Hannity, of course, has a personal stake in this. The tea-party movement incubated online after CNBC's Rick Santelli exhorted his viewers to revolt against government spending. But then it leaped to TV, specifically to Hannity, who encouraged his viewers to start their own tea parties. He announced that he would be hosting his Wednesday show from the site of Atlanta's party, and that Newt Gingrich would be visiting New York's. The underlying implication was that the Republican establishment was ready to embrace this Net-spawned movement, that it had learned from the errors of an election past.
That's not the way it looks today. A year ago, when the Obama campaign was heralded for harnessing the Internet, social-media experts weren't talking about the millions of Facebook groups, or the myriad tweets and blog posts. Instead, the Dems were praised for having the savvy to turn their online organizing and social-media efforts into a modern, and massive, voter directory. Collecting supporters' data through mybarackobama.com and myriad other efforts, the campaign then disseminated that information to local organizers around the country. If you wanted to be among the first to know who Obama was picking as his running mate, you had to enroll in a text-message program. Later these same numbers were sent a text reminder to vote.
The problem, for tea-party-loving Republicans, is that these innovative strategies weren't the stuff of politicians; they were the work of geeks like Chris Hughes, who left his post as a founder of Facebook to run Obama's Web operations. Hannity and Gingrich may have helped to lure a few hundred more people to the events in Atlanta and New York, and surely drew more traditional-media attention, but their inflated involvement did nothing to turn the tea party's one-day venting into something of lasting value to a party looking to rebuild.

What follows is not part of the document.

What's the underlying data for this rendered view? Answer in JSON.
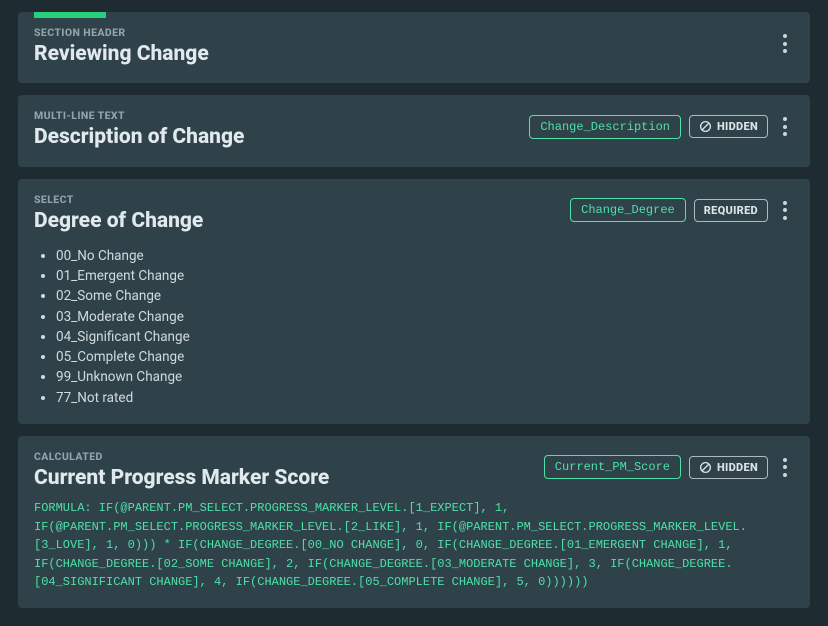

That was the chance the GOP missed on April 15. Instead of looping all the tea-party groups into one database in order to mine that information over the weeks and months to come, the party outsourced the online legwork to an outsider from Atlanta. In lieu of working on how they will keep Wednesday's protestors engaged through 2012, conservatives are arguing over how many showed up. And in place of standing back and reaping the long-term information wealth generated by a predictably chaotic event, party leaders inserted themselves into awkward situations that could make for great attack ads in 2012. For the GOP, none of these things seems worthy of a party.